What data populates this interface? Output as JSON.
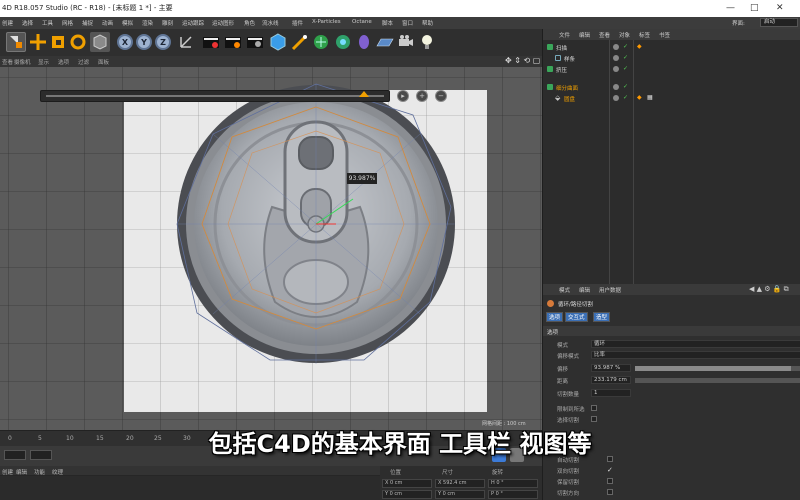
{
  "window": {
    "title": "4D R18.057 Studio (RC - R18) - [未标题 1 *] - 主要",
    "controls": [
      "—",
      "□",
      "✕"
    ]
  },
  "menubar": {
    "items": [
      "创建",
      "选择",
      "工具",
      "网格",
      "捕捉",
      "动画",
      "模拟",
      "渲染",
      "雕刻",
      "运动跟踪",
      "运动图形",
      "角色",
      "流水线",
      "插件",
      "X-Particles",
      "Octane",
      "脚本",
      "窗口",
      "帮助"
    ],
    "layout_label": "界面:",
    "layout_value": "启动"
  },
  "toolbar": {
    "axis_x": "X",
    "axis_y": "Y",
    "axis_z": "Z"
  },
  "viewport_menu": {
    "items": [
      "查看",
      "摄像机",
      "显示",
      "选项",
      "过滤",
      "面板"
    ]
  },
  "viewport": {
    "slider_value_label": "93.987%",
    "slider_fraction": 0.94,
    "projection_label": "网格间距 : 100 cm"
  },
  "subtitle": "包括C4D的基本界面 工具栏 视图等",
  "timeline": {
    "ticks": [
      "0",
      "5",
      "10",
      "15",
      "20",
      "25",
      "30"
    ]
  },
  "materials": {
    "menu": [
      "创建",
      "编辑",
      "功能",
      "纹理"
    ]
  },
  "coordinates": {
    "headers": [
      "位置",
      "尺寸",
      "旋转"
    ],
    "row1": [
      "X  0 cm",
      "X  592.4 cm",
      "H  0 °"
    ],
    "row2": [
      "Y  0 cm",
      "Y  0 cm",
      "P  0 °"
    ]
  },
  "object_manager": {
    "tabs": [
      "文件",
      "编辑",
      "查看",
      "对象",
      "标签",
      "书签"
    ],
    "objects": [
      {
        "name": "扫描",
        "indent": 0
      },
      {
        "name": "样条",
        "indent": 1
      },
      {
        "name": "挤压",
        "indent": 0
      },
      {
        "name": "细分曲面",
        "indent": 0,
        "highlight": true
      },
      {
        "name": "圆盘",
        "indent": 1
      }
    ]
  },
  "attribute_manager": {
    "tabs": [
      "模式",
      "编辑",
      "用户数据"
    ],
    "tool_title": "循环/路径切割",
    "subtabs": [
      "选项",
      "交互式",
      "造型"
    ],
    "section": "选项",
    "fields": [
      {
        "label": "模式",
        "value": "循环"
      },
      {
        "label": "偏移模式",
        "value": "比率"
      },
      {
        "label": "偏移",
        "value": "93.987 %"
      },
      {
        "label": "距离",
        "value": "233.179 cm"
      },
      {
        "label": "切割数量",
        "value": "1"
      }
    ],
    "checks": [
      "限制到所选",
      "选择切割"
    ],
    "lower_checks": [
      "自动切割",
      "双向切割",
      "保留切割",
      "切割方向"
    ]
  }
}
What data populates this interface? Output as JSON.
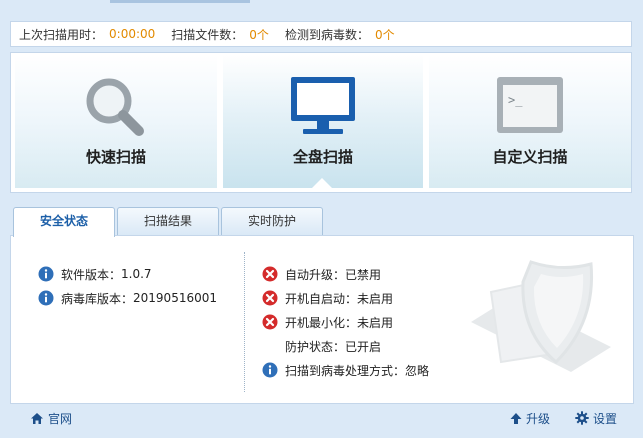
{
  "stats": {
    "last_scan_time_label": "上次扫描用时：",
    "last_scan_time_value": "0:00:00",
    "files_scanned_label": "扫描文件数：",
    "files_scanned_value": "0个",
    "viruses_found_label": "检测到病毒数：",
    "viruses_found_value": "0个"
  },
  "scan_modes": {
    "quick": "快速扫描",
    "full": "全盘扫描",
    "custom": "自定义扫描"
  },
  "tabs": [
    {
      "label": "安全状态"
    },
    {
      "label": "扫描结果"
    },
    {
      "label": "实时防护"
    }
  ],
  "status_left": [
    {
      "label": "软件版本：",
      "value": "1.0.7",
      "icon": "info-icon"
    },
    {
      "label": "病毒库版本：",
      "value": "20190516001",
      "icon": "info-icon"
    }
  ],
  "status_right": [
    {
      "text": "自动升级：已禁用",
      "icon": "error-icon"
    },
    {
      "text": "开机自启动：未启用",
      "icon": "error-icon"
    },
    {
      "text": "开机最小化：未启用",
      "icon": "error-icon"
    },
    {
      "text": "防护状态：已开启",
      "icon": ""
    },
    {
      "text": "扫描到病毒处理方式：忽略",
      "icon": "info-icon"
    }
  ],
  "footer": {
    "home": "官网",
    "upgrade": "升级",
    "settings": "设置"
  },
  "colors": {
    "accent_orange": "#e28a00",
    "brand_blue": "#1c5fa8",
    "error_red": "#d42b2b",
    "info_blue": "#2f6fb8"
  }
}
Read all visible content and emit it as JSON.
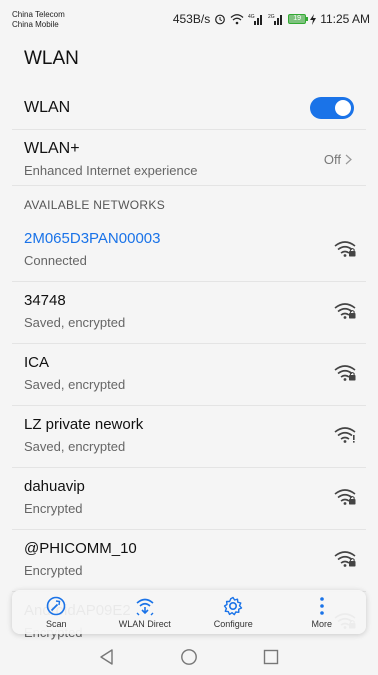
{
  "status_bar": {
    "carrier1": "China Telecom",
    "carrier2": "China Mobile",
    "speed": "453B/s",
    "battery": "19",
    "time": "11:25 AM"
  },
  "title": "WLAN",
  "wlan": {
    "label": "WLAN",
    "enabled": true
  },
  "wlan_plus": {
    "label": "WLAN+",
    "sub": "Enhanced Internet experience",
    "value": "Off"
  },
  "section_header": "AVAILABLE NETWORKS",
  "networks": [
    {
      "name": "2M065D3PAN00003",
      "status": "Connected",
      "locked": true,
      "connected": true
    },
    {
      "name": "34748",
      "status": "Saved, encrypted",
      "locked": true
    },
    {
      "name": "ICA",
      "status": "Saved, encrypted",
      "locked": true
    },
    {
      "name": "LZ private nework",
      "status": "Saved, encrypted",
      "locked": false,
      "alert": true
    },
    {
      "name": "dahuavip",
      "status": "Encrypted",
      "locked": true
    },
    {
      "name": "@PHICOMM_10",
      "status": "Encrypted",
      "locked": true
    },
    {
      "name": "AndroidAP09E2",
      "status": "Encrypted",
      "locked": true
    }
  ],
  "toolbar": {
    "scan": "Scan",
    "wlan_direct": "WLAN Direct",
    "configure": "Configure",
    "more": "More"
  },
  "colors": {
    "accent": "#1a73e8",
    "background": "#f5f5f5"
  }
}
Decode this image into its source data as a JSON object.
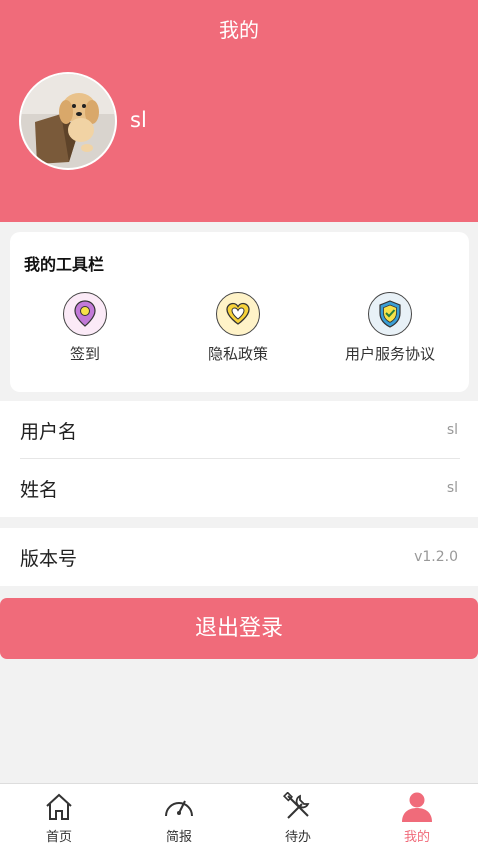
{
  "header": {
    "title": "我的"
  },
  "profile": {
    "name": "sl"
  },
  "toolbar": {
    "title": "我的工具栏",
    "items": [
      {
        "label": "签到",
        "icon": "location-pin-icon"
      },
      {
        "label": "隐私政策",
        "icon": "heart-icon"
      },
      {
        "label": "用户服务协议",
        "icon": "shield-check-icon"
      }
    ]
  },
  "account": {
    "rows": [
      {
        "label": "用户名",
        "value": "sl"
      },
      {
        "label": "姓名",
        "value": "sl"
      }
    ]
  },
  "version": {
    "label": "版本号",
    "value": "v1.2.0"
  },
  "logout": {
    "label": "退出登录"
  },
  "tabbar": {
    "items": [
      {
        "label": "首页",
        "icon": "home-icon"
      },
      {
        "label": "简报",
        "icon": "gauge-icon"
      },
      {
        "label": "待办",
        "icon": "tools-icon"
      },
      {
        "label": "我的",
        "icon": "user-icon",
        "active": true
      }
    ]
  },
  "colors": {
    "accent": "#f06b7a",
    "background": "#f2f2f2"
  }
}
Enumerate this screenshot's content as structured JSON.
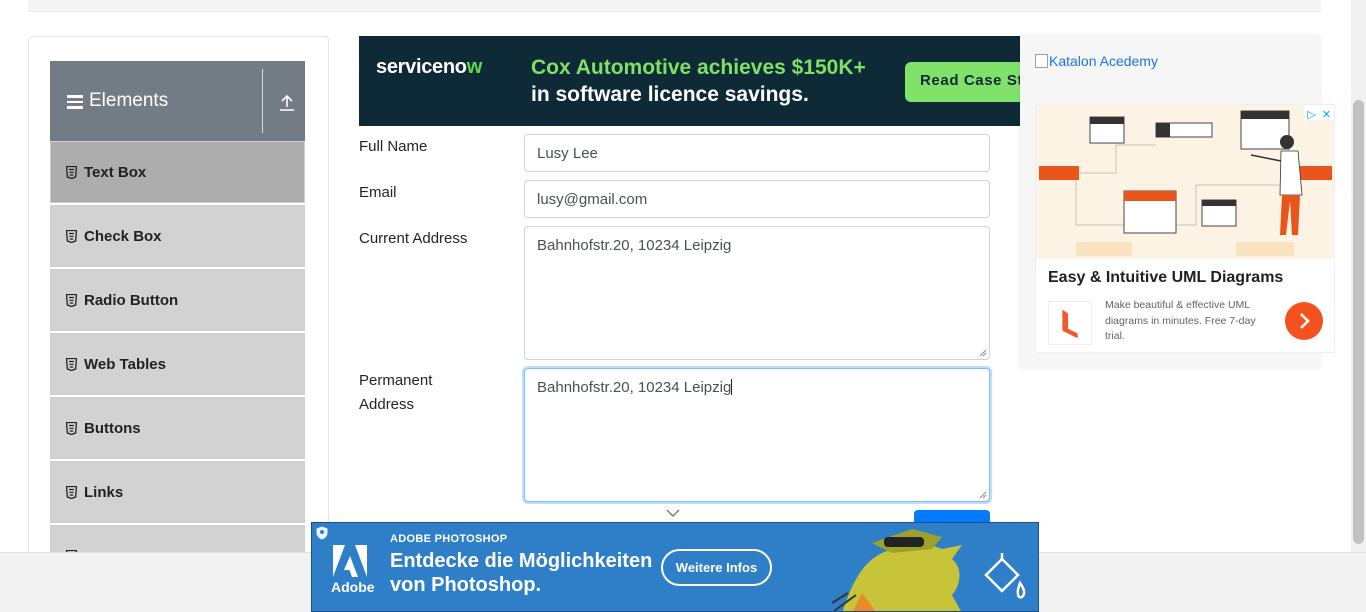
{
  "sidebar": {
    "group_title": "Elements",
    "items": [
      {
        "label": "Text Box"
      },
      {
        "label": "Check Box"
      },
      {
        "label": "Radio Button"
      },
      {
        "label": "Web Tables"
      },
      {
        "label": "Buttons"
      },
      {
        "label": "Links"
      }
    ]
  },
  "top_ad": {
    "logo_main": "serviceno",
    "logo_accent": "w",
    "line1": "Cox Automotive achieves $150K+",
    "line2": "in software licence savings.",
    "cta": "Read Case Study",
    "colors": {
      "background": "#0e2a37",
      "accent": "#7fe063"
    }
  },
  "form": {
    "full_name": {
      "label": "Full Name",
      "value": "Lusy Lee"
    },
    "email": {
      "label": "Email",
      "value": "lusy@gmail.com"
    },
    "current_address": {
      "label": "Current Address",
      "value": "Bahnhofstr.20, 10234 Leipzig"
    },
    "permanent_address": {
      "label_line1": "Permanent",
      "label_line2": "Address",
      "value": "Bahnhofstr.20, 10234 Leipzig"
    }
  },
  "right_ad": {
    "image_alt": "Katalon Acedemy",
    "adchoices": [
      "▷",
      "✕"
    ],
    "title": "Easy & Intuitive UML Diagrams",
    "description": "Make beautiful & effective UML diagrams in minutes. Free 7-day trial."
  },
  "bottom_ad": {
    "eyebrow": "ADOBE PHOTOSHOP",
    "headline_line1": "Entdecke die Möglichkeiten",
    "headline_line2": "von Photoshop.",
    "cta": "Weitere Infos",
    "brand": "Adobe",
    "colors": {
      "background": "#2f7fc8"
    }
  }
}
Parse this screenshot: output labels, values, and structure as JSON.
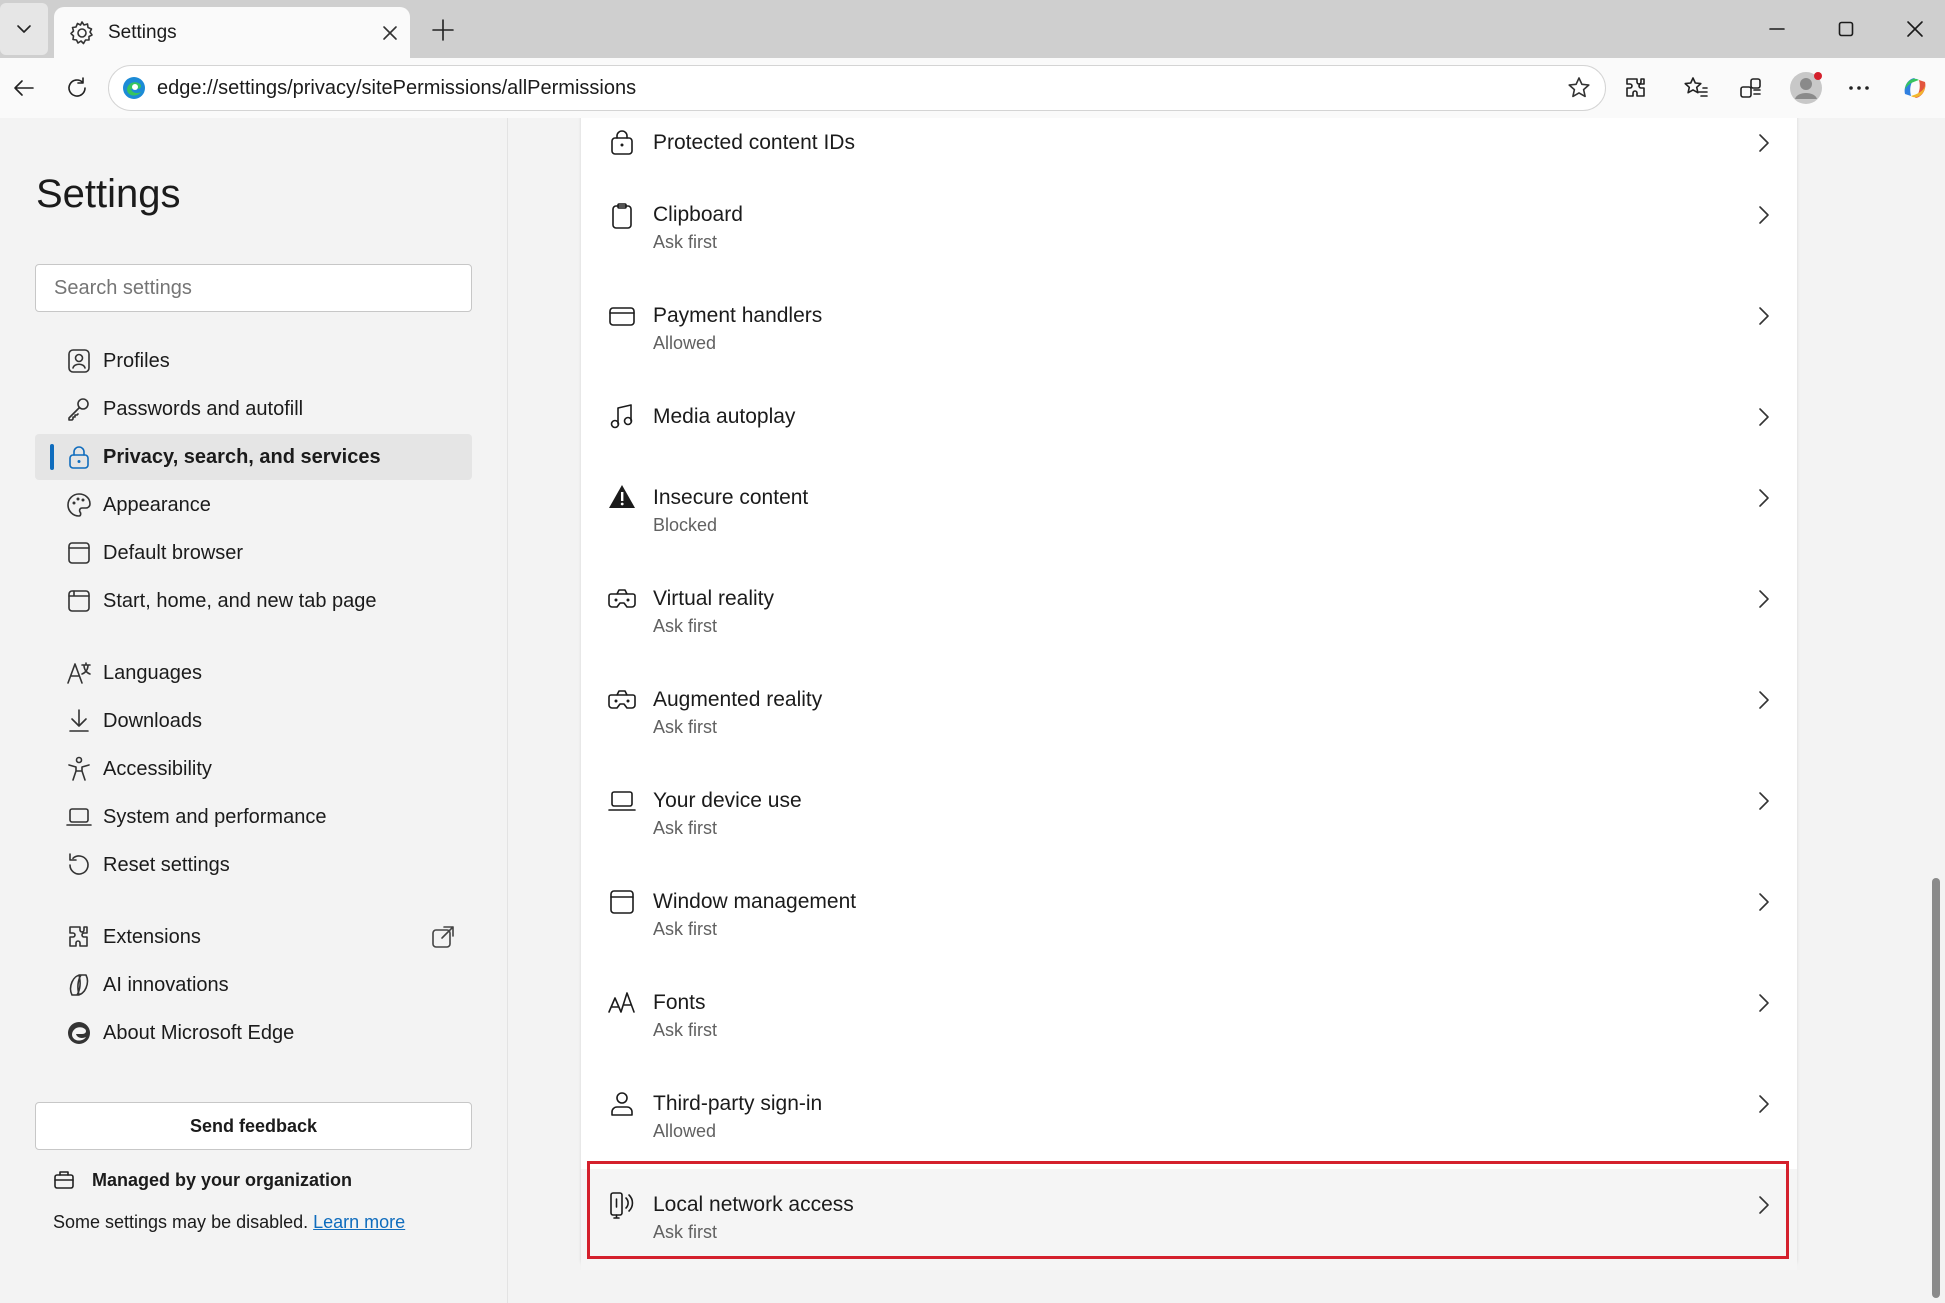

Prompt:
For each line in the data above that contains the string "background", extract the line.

Response to this exercise:
    "background": "#f5f5f5"
    "background": "#f2f2f2"
      "background": "#0e2a37",
      "background": "#2f7fc8"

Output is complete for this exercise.